Ray Bradbury died earlier this year. He wasn't exactly the greatest prose stylist in fiction history, but he created some of the most magical books in the history of science fiction and, ah, I guess you'd call it magical realism. His novels Something Wicked This Way Comes and Fahrenheit 451 both had a profound, profound influence both on the world of fiction and myself and he is credited for being one of the earliest "crossover" writers, meaning he could write genre fiction and still get some literary cred. He also wrote a collection of intertwined stories set on Mars called The Martian Chronicles which is simply wild and beautiful, like finding an arctic wolf taking a nap in your backyard.
But at this time of year, I can't help thinking about his The October Country, "a collection of 19 macabre short stories". Published in 1955, the stories involve surreal mayhem and cool Edgar Allen Poe stuff like that but what stands out to me, personally, is how they somehow manage to get at the true essence of autumn, and October specifically, in a way few other works have. In The October Country Bradbury built a world that crackles like walking through dry leaves and smells like woodsmoke on the page, making the reader nostalgic for a place that never really existed at all.
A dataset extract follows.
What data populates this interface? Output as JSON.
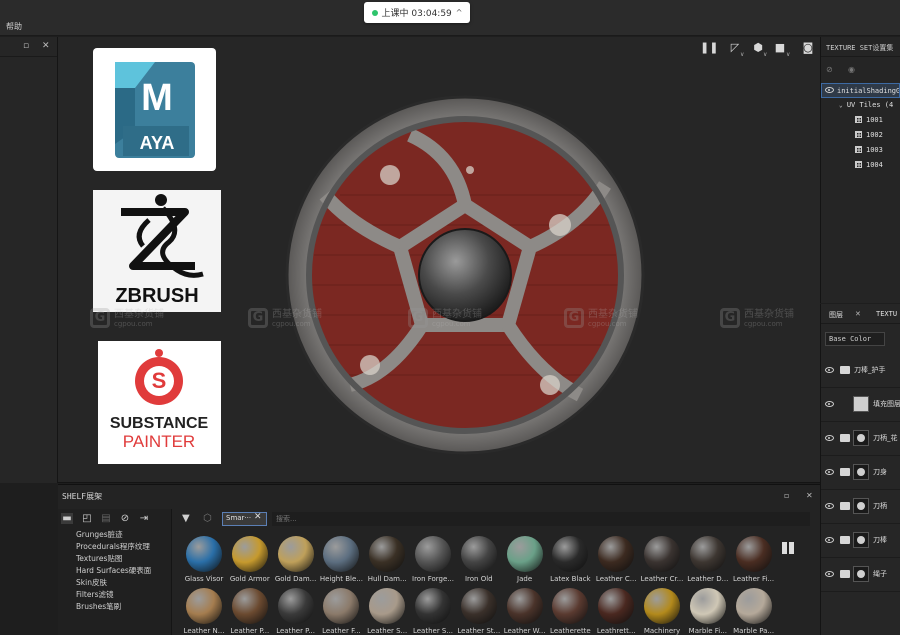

And that ability to world build, and imagine, is truly the big beating heart of Ray Bradbury's legacy, even as he now spends his first autumn beneath the earth.